▶ **What is expected**: Restate the records that follow word for word. Omit the images.

(App and web page records)

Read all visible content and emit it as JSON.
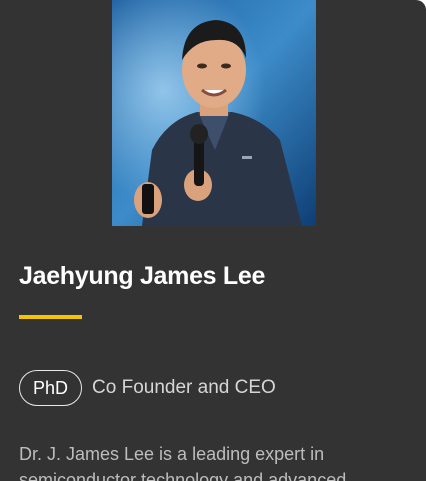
{
  "profile": {
    "name": "Jaehyung James Lee",
    "degree": "PhD",
    "title": "Co Founder and CEO",
    "bio": "Dr. J. James Lee is a leading expert in semiconductor technology and advanced"
  },
  "colors": {
    "card_background": "#333333",
    "accent": "#f5c400"
  },
  "icons": {
    "photo": "speaker-portrait"
  }
}
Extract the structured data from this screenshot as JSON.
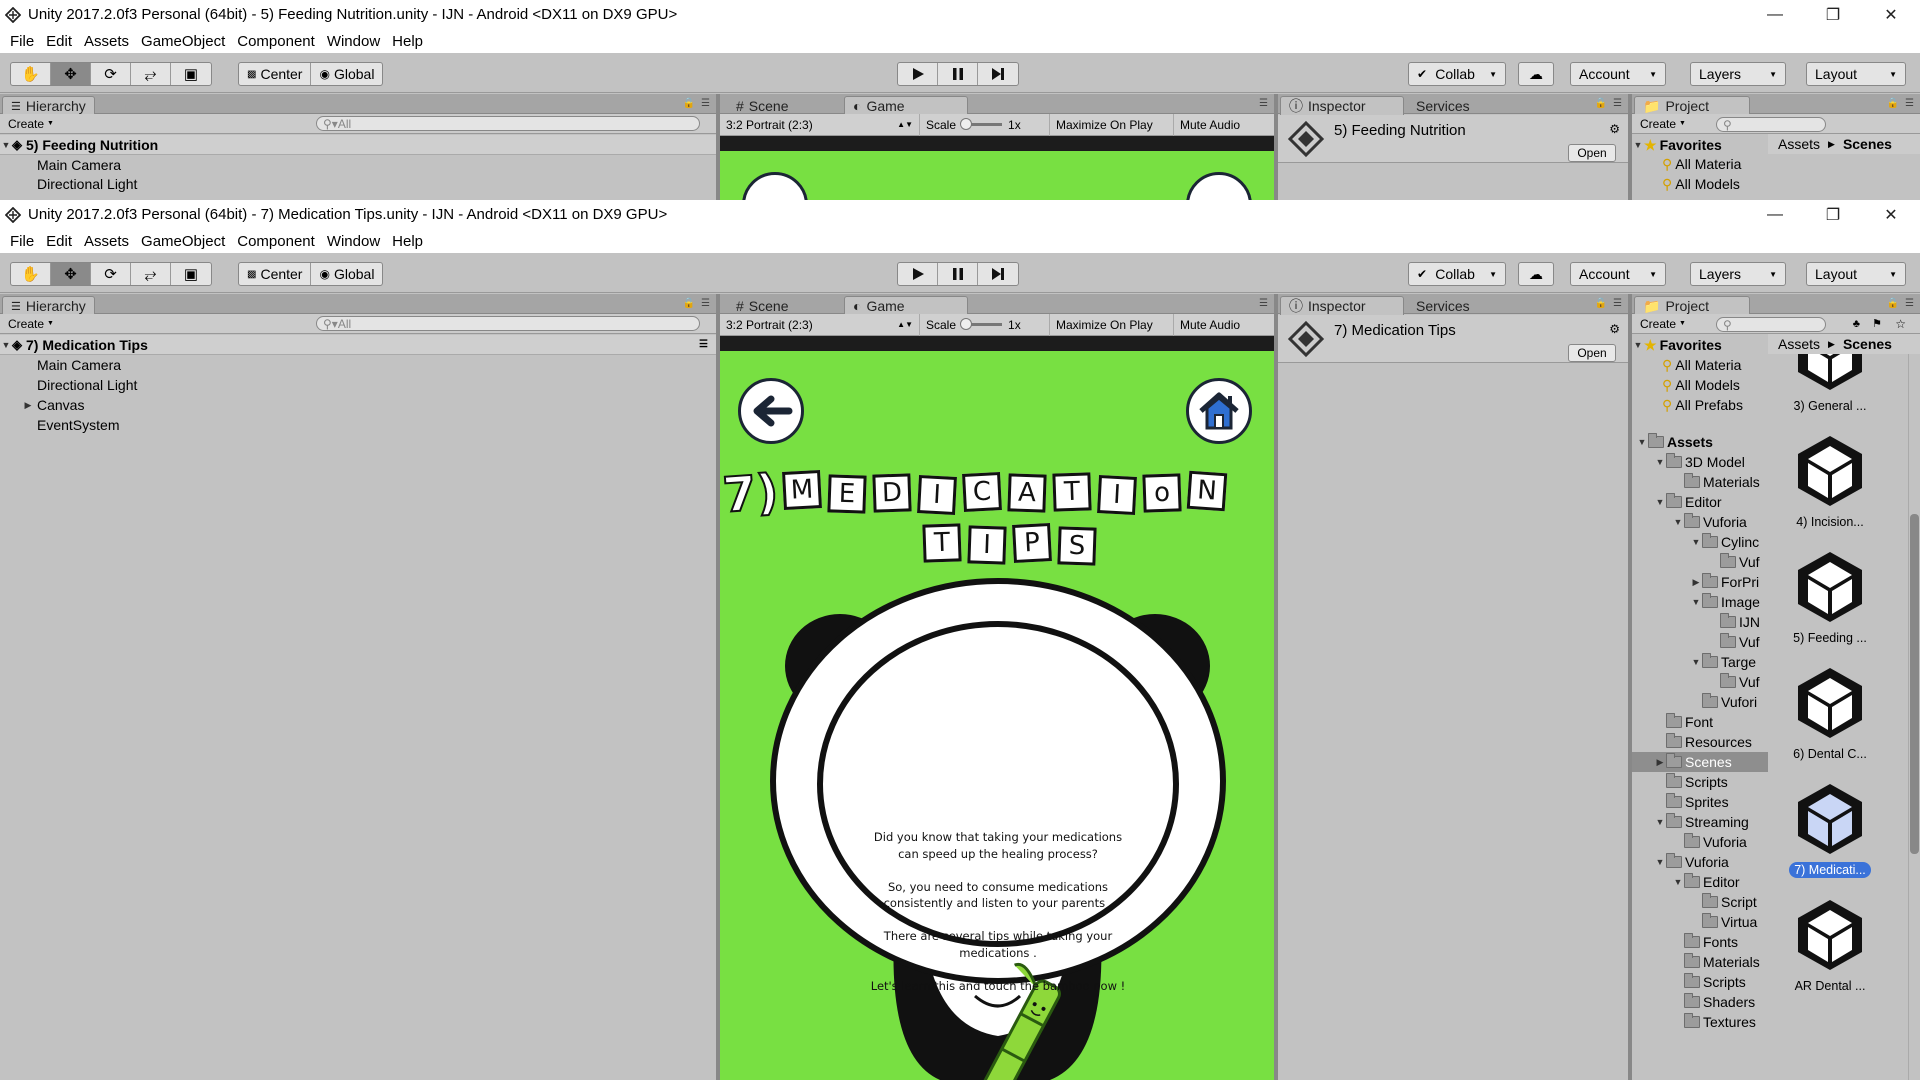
{
  "win1": {
    "title": "Unity 2017.2.0f3 Personal (64bit) - 5) Feeding Nutrition.unity - IJN - Android <DX11 on DX9 GPU>",
    "menu": [
      "File",
      "Edit",
      "Assets",
      "GameObject",
      "Component",
      "Window",
      "Help"
    ],
    "hierarchy_scene": "5) Feeding Nutrition",
    "hierarchy_items": [
      "Main Camera",
      "Directional Light"
    ],
    "inspector_title": "5) Feeding Nutrition",
    "favorites": [
      "All Materia",
      "All Models"
    ]
  },
  "win2": {
    "title": "Unity 2017.2.0f3 Personal (64bit) - 7) Medication Tips.unity - IJN - Android <DX11 on DX9 GPU>",
    "menu": [
      "File",
      "Edit",
      "Assets",
      "GameObject",
      "Component",
      "Window",
      "Help"
    ],
    "hierarchy_scene": "7) Medication Tips",
    "hierarchy_items": [
      {
        "label": "Main Camera",
        "expandable": false
      },
      {
        "label": "Directional Light",
        "expandable": false
      },
      {
        "label": "Canvas",
        "expandable": true
      },
      {
        "label": "EventSystem",
        "expandable": false
      }
    ],
    "inspector_title": "7) Medication Tips",
    "favorites": [
      "All Materia",
      "All Models",
      "All Prefabs"
    ]
  },
  "toolbar": {
    "center": "Center",
    "global": "Global",
    "collab": "Collab",
    "account": "Account",
    "layers": "Layers",
    "layout": "Layout"
  },
  "panels": {
    "hierarchy_tab": "Hierarchy",
    "create": "Create",
    "search_placeholder": "All",
    "scene_tab": "Scene",
    "game_tab": "Game",
    "inspector_tab": "Inspector",
    "services_tab": "Services",
    "project_tab": "Project",
    "open_button": "Open",
    "favorites": "Favorites",
    "breadcrumb": [
      "Assets",
      "Scenes"
    ]
  },
  "game_bar": {
    "aspect": "3:2 Portrait (2:3)",
    "scale_label": "Scale",
    "scale_value": "1x",
    "maximize": "Maximize On Play",
    "mute": "Mute Audio"
  },
  "game": {
    "title_row1_prefix": "7)",
    "title_row1_letters": [
      "M",
      "E",
      "D",
      "I",
      "C",
      "A",
      "T",
      "I",
      "o",
      "N"
    ],
    "title_row2_letters": [
      "T",
      "I",
      "P",
      "S"
    ],
    "bubble_text": "Did you know that taking your medications\ncan speed up the healing process?\n\nSo, you need to consume medications\nconsistently and listen to your parents .\n\nThere are several tips while taking your\nmedications .\n\nLet's learn this and touch the bamboo now !",
    "colors": {
      "background": "#78e042",
      "bamboo": "#8ed83a"
    }
  },
  "project_tree": [
    {
      "label": "Assets",
      "depth": 0,
      "open": true,
      "bold": true
    },
    {
      "label": "3D Model",
      "depth": 1,
      "open": true
    },
    {
      "label": "Materials",
      "depth": 2
    },
    {
      "label": "Editor",
      "depth": 1,
      "open": true
    },
    {
      "label": "Vuforia",
      "depth": 2,
      "open": true
    },
    {
      "label": "Cylinc",
      "depth": 3,
      "open": true
    },
    {
      "label": "Vuf",
      "depth": 4
    },
    {
      "label": "ForPri",
      "depth": 3,
      "closed": true
    },
    {
      "label": "Image",
      "depth": 3,
      "open": true
    },
    {
      "label": "IJN",
      "depth": 4
    },
    {
      "label": "Vuf",
      "depth": 4
    },
    {
      "label": "Targe",
      "depth": 3,
      "open": true
    },
    {
      "label": "Vuf",
      "depth": 4
    },
    {
      "label": "Vufori",
      "depth": 3
    },
    {
      "label": "Font",
      "depth": 1
    },
    {
      "label": "Resources",
      "depth": 1
    },
    {
      "label": "Scenes",
      "depth": 1,
      "closed": true,
      "selected": true
    },
    {
      "label": "Scripts",
      "depth": 1
    },
    {
      "label": "Sprites",
      "depth": 1
    },
    {
      "label": "Streaming",
      "depth": 1,
      "open": true
    },
    {
      "label": "Vuforia",
      "depth": 2
    },
    {
      "label": "Vuforia",
      "depth": 1,
      "open": true
    },
    {
      "label": "Editor",
      "depth": 2,
      "open": true
    },
    {
      "label": "Script",
      "depth": 3
    },
    {
      "label": "Virtua",
      "depth": 3
    },
    {
      "label": "Fonts",
      "depth": 2
    },
    {
      "label": "Materials",
      "depth": 2
    },
    {
      "label": "Scripts",
      "depth": 2
    },
    {
      "label": "Shaders",
      "depth": 2
    },
    {
      "label": "Textures",
      "depth": 2
    }
  ],
  "scenes": [
    {
      "label": "3) General ...",
      "selected": false
    },
    {
      "label": "4) Incision...",
      "selected": false
    },
    {
      "label": "5) Feeding ...",
      "selected": false
    },
    {
      "label": "6) Dental C...",
      "selected": false
    },
    {
      "label": "7) Medicati...",
      "selected": true
    },
    {
      "label": "AR Dental ...",
      "selected": false
    }
  ]
}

▶ **Written solution**:
Read all visible content and emit it as JSON.
{
  "profile": {
    "name": "Jaehyung James Lee",
    "degree": "PhD",
    "title": "Co Founder and CEO",
    "bio": "Dr. J. James Lee is a leading expert in semiconductor technology and advanced"
  },
  "colors": {
    "card_background": "#333333",
    "accent": "#f5c400"
  },
  "icons": {
    "photo": "speaker-portrait"
  }
}
Extract the structured data from this screenshot as JSON.
{
  "win1": {
    "title": "Unity 2017.2.0f3 Personal (64bit) - 5) Feeding Nutrition.unity - IJN - Android <DX11 on DX9 GPU>",
    "menu": [
      "File",
      "Edit",
      "Assets",
      "GameObject",
      "Component",
      "Window",
      "Help"
    ],
    "hierarchy_scene": "5) Feeding Nutrition",
    "hierarchy_items": [
      "Main Camera",
      "Directional Light"
    ],
    "inspector_title": "5) Feeding Nutrition",
    "favorites": [
      "All Materia",
      "All Models"
    ]
  },
  "win2": {
    "title": "Unity 2017.2.0f3 Personal (64bit) - 7) Medication Tips.unity - IJN - Android <DX11 on DX9 GPU>",
    "menu": [
      "File",
      "Edit",
      "Assets",
      "GameObject",
      "Component",
      "Window",
      "Help"
    ],
    "hierarchy_scene": "7) Medication Tips",
    "hierarchy_items": [
      {
        "label": "Main Camera",
        "expandable": false
      },
      {
        "label": "Directional Light",
        "expandable": false
      },
      {
        "label": "Canvas",
        "expandable": true
      },
      {
        "label": "EventSystem",
        "expandable": false
      }
    ],
    "inspector_title": "7) Medication Tips",
    "favorites": [
      "All Materia",
      "All Models",
      "All Prefabs"
    ]
  },
  "toolbar": {
    "center": "Center",
    "global": "Global",
    "collab": "Collab",
    "account": "Account",
    "layers": "Layers",
    "layout": "Layout"
  },
  "panels": {
    "hierarchy_tab": "Hierarchy",
    "create": "Create",
    "search_placeholder": "All",
    "scene_tab": "Scene",
    "game_tab": "Game",
    "inspector_tab": "Inspector",
    "services_tab": "Services",
    "project_tab": "Project",
    "open_button": "Open",
    "favorites": "Favorites",
    "breadcrumb": [
      "Assets",
      "Scenes"
    ]
  },
  "game_bar": {
    "aspect": "3:2 Portrait (2:3)",
    "scale_label": "Scale",
    "scale_value": "1x",
    "maximize": "Maximize On Play",
    "mute": "Mute Audio"
  },
  "game": {
    "title_row1_prefix": "7)",
    "title_row1_letters": [
      "M",
      "E",
      "D",
      "I",
      "C",
      "A",
      "T",
      "I",
      "o",
      "N"
    ],
    "title_row2_letters": [
      "T",
      "I",
      "P",
      "S"
    ],
    "bubble_text": "Did you know that taking your medications\ncan speed up the healing process?\n\nSo, you need to consume medications\nconsistently and listen to your parents .\n\nThere are several tips while taking your\nmedications .\n\nLet's learn this and touch the bamboo now !",
    "colors": {
      "background": "#78e042",
      "bamboo": "#8ed83a"
    }
  },
  "project_tree": [
    {
      "label": "Assets",
      "depth": 0,
      "open": true,
      "bold": true
    },
    {
      "label": "3D Model",
      "depth": 1,
      "open": true
    },
    {
      "label": "Materials",
      "depth": 2
    },
    {
      "label": "Editor",
      "depth": 1,
      "open": true
    },
    {
      "label": "Vuforia",
      "depth": 2,
      "open": true
    },
    {
      "label": "Cylinc",
      "depth": 3,
      "open": true
    },
    {
      "label": "Vuf",
      "depth": 4
    },
    {
      "label": "ForPri",
      "depth": 3,
      "closed": true
    },
    {
      "label": "Image",
      "depth": 3,
      "open": true
    },
    {
      "label": "IJN",
      "depth": 4
    },
    {
      "label": "Vuf",
      "depth": 4
    },
    {
      "label": "Targe",
      "depth": 3,
      "open": true
    },
    {
      "label": "Vuf",
      "depth": 4
    },
    {
      "label": "Vufori",
      "depth": 3
    },
    {
      "label": "Font",
      "depth": 1
    },
    {
      "label": "Resources",
      "depth": 1
    },
    {
      "label": "Scenes",
      "depth": 1,
      "closed": true,
      "selected": true
    },
    {
      "label": "Scripts",
      "depth": 1
    },
    {
      "label": "Sprites",
      "depth": 1
    },
    {
      "label": "Streaming",
      "depth": 1,
      "open": true
    },
    {
      "label": "Vuforia",
      "depth": 2
    },
    {
      "label": "Vuforia",
      "depth": 1,
      "open": true
    },
    {
      "label": "Editor",
      "depth": 2,
      "open": true
    },
    {
      "label": "Script",
      "depth": 3
    },
    {
      "label": "Virtua",
      "depth": 3
    },
    {
      "label": "Fonts",
      "depth": 2
    },
    {
      "label": "Materials",
      "depth": 2
    },
    {
      "label": "Scripts",
      "depth": 2
    },
    {
      "label": "Shaders",
      "depth": 2
    },
    {
      "label": "Textures",
      "depth": 2
    }
  ],
  "scenes": [
    {
      "label": "3) General ...",
      "selected": false
    },
    {
      "label": "4) Incision...",
      "selected": false
    },
    {
      "label": "5) Feeding ...",
      "selected": false
    },
    {
      "label": "6) Dental C...",
      "selected": false
    },
    {
      "label": "7) Medicati...",
      "selected": true
    },
    {
      "label": "AR Dental ...",
      "selected": false
    }
  ]
}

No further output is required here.